A question presented and brief answer in a predictive legal memo serve three purposes, according to Coughlin, Rocklin, and Patrick, A Lawyer Writes 217–18 (2d ed. 2013):
- They play a “time-management role” by allowing your reader quickly to discover the question your memo addresses, its answer, and the factual and legal bases upon which that answer turns. Though the person to whom you address the memo almost certainly expects it and anticipates its content at the time you write it, that same person may later need to re-orient herself to the memo’s contents. The question presented and brief answer allow her to do so quickly.
- They make “your detailed analysis easier to absorb.” Because the question presented and brief answer put your reader on notice as to the key facts and key legal rule(s) that govern the answer to the question, she will understand your memo better as you place a framework and detailed legal analysis around these key points. It helps her to anticipate your analysis.
- They make your memo potentially useful to your colleagues in the future if they need to address a similar problem. The question presented and brief answer identify key issues that will allow a later reader to assess its potential utility as a “starting point for the attorney’s research and analysis of the new problem.” If the question presented and brief answer suggest that your question and her new question turn on the same law and similar facts, she can mine your memo for arguments, legal authorities, and ideas for answering her question.
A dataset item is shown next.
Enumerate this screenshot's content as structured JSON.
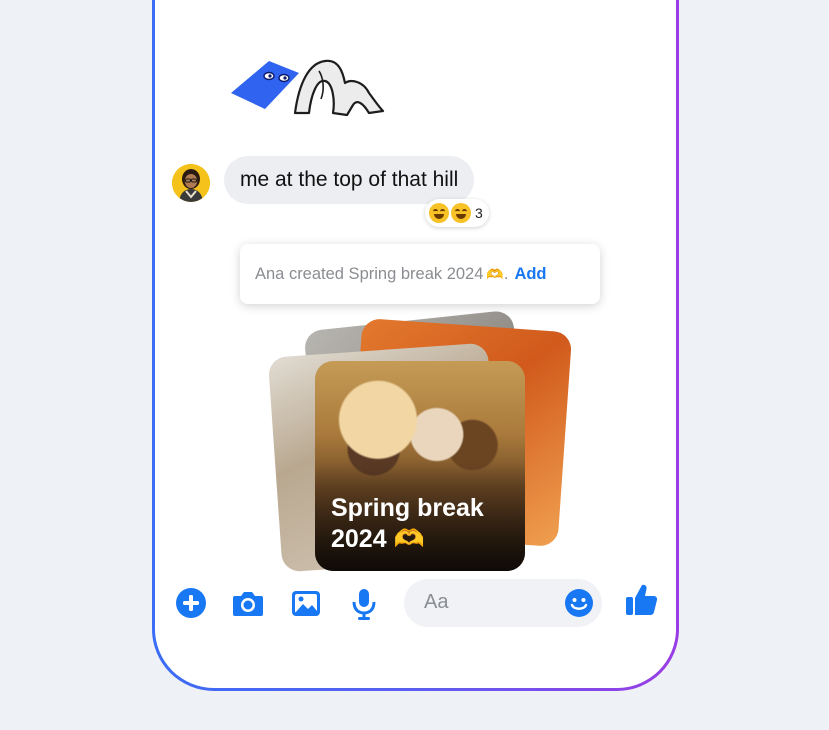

Note that different legal employers use different conventions for naming and may not refer to “question presented” and “brief answer” using those terms. When you arrive in a new environment, look at how the attorneys around you are doing things and emulate them.